{7} In Hodari D., two plain clothes police officers driving an unmarked car approached a group of youths. Upon seeing the officers’ ear approaching, the group rapidly dispersed, running in all directions. One of the officers exited the patrol car and began chasing Hodari D. As he was being pursued, Hodari discarded a small rock of cocaine. The officer subsequently tackled Hodari and recovered the rock of cocaine. 499 U.S. at 622-23, 111 S.Ct. 1547. Before the Supreme Court, Hodari argued that the officer’s pursuit constituted a seizure. The Court rejected his argument and held that he was not seized until he was physically apprehended by the pursuing officer. Id. at 629, 111 S.Ct. 1547. Because Hodari threw the cocaine before being tackled, its recovery was not the result of a seizure. Id.

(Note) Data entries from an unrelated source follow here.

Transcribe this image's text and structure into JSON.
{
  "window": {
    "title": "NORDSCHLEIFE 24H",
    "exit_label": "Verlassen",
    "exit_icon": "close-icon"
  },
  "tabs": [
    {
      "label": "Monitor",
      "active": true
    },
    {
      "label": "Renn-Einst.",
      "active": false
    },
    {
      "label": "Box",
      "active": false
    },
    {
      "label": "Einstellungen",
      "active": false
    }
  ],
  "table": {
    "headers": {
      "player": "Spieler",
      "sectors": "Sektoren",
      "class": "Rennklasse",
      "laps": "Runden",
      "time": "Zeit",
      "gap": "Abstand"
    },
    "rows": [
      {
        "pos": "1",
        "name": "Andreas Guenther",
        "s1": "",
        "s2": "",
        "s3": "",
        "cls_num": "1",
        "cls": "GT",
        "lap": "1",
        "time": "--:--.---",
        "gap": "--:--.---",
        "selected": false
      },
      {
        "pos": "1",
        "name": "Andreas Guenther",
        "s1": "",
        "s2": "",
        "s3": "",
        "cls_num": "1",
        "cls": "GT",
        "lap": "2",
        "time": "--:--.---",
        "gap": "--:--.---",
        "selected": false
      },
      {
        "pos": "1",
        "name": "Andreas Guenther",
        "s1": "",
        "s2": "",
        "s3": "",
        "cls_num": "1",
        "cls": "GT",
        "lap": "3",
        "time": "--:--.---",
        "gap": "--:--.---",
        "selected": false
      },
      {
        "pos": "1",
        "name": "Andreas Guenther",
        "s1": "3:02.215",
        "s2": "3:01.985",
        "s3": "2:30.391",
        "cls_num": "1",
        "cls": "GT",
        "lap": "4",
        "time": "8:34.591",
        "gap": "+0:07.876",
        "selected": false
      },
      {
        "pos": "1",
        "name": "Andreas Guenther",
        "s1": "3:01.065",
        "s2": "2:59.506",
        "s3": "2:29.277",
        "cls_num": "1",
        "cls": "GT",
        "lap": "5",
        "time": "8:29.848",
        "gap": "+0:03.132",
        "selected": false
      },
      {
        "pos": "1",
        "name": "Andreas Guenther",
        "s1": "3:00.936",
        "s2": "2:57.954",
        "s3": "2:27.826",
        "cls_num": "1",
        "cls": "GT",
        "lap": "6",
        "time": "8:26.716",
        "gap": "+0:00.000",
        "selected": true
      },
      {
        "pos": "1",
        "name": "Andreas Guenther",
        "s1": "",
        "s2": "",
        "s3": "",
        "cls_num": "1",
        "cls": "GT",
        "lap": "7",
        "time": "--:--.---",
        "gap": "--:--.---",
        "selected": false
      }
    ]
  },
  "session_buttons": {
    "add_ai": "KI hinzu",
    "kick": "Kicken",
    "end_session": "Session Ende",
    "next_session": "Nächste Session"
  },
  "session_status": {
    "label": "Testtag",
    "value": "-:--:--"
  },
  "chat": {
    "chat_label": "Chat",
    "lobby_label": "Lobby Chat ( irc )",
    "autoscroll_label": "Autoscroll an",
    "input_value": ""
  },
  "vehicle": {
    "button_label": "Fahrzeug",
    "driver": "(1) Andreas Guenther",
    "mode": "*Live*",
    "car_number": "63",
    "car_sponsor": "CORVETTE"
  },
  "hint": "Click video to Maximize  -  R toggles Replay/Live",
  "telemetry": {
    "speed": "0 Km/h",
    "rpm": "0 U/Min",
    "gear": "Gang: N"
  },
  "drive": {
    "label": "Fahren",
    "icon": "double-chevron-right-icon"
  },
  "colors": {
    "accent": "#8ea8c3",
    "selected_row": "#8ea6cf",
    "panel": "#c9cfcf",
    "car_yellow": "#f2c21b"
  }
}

{8} The facts presently here are substantially similar to those in Hodari D. Defendant neither submitted to the officers’ show of authority nor was he physically restrained until he was grabbed and handcuffed by Officer Barela, and he dropped the cocaine prior to being physically apprehended. Therefore, under the rule established in Hodari D., Defendant’s encounter with the police was not a seizure under the Fourth Amendment until after Sergeant Ferner recovered the evidence Defendant seeks to suppress.

{9} Accordingly, we find the cocaine Defendant seeks to suppress is not the fruit of a seizure and the district court properly denied Defendant’s motion to suppress. Although the district court’s denial was based on its conclusion that Officer Barela and Sergeant Ferner had reasonable suspicion to support a stop of Defendant, we “will affirm the trial court if it is right for any reason.” State v. Lovato, 112 N.M. 517, 521, 817 P.2d 251, 255 (Ct.App.1991) (citation omitted). Because we find that Officer Barela and Sergeant Ferner discovered cocaine in Defendant’s possession without seizing him under the Fourth Amendment, we need not reach Defendant’s argument that the officers lacked reasonable suspicion to stop him.


{10} We hold that Officer Barela and Sergeant Ferner did not acquire the cocaine evidence Defendant seeks to suppress by violating Defendant’s Fourth Amendment rights. We therefore affirm the district court’s denial of Defendant’s motion to suppress.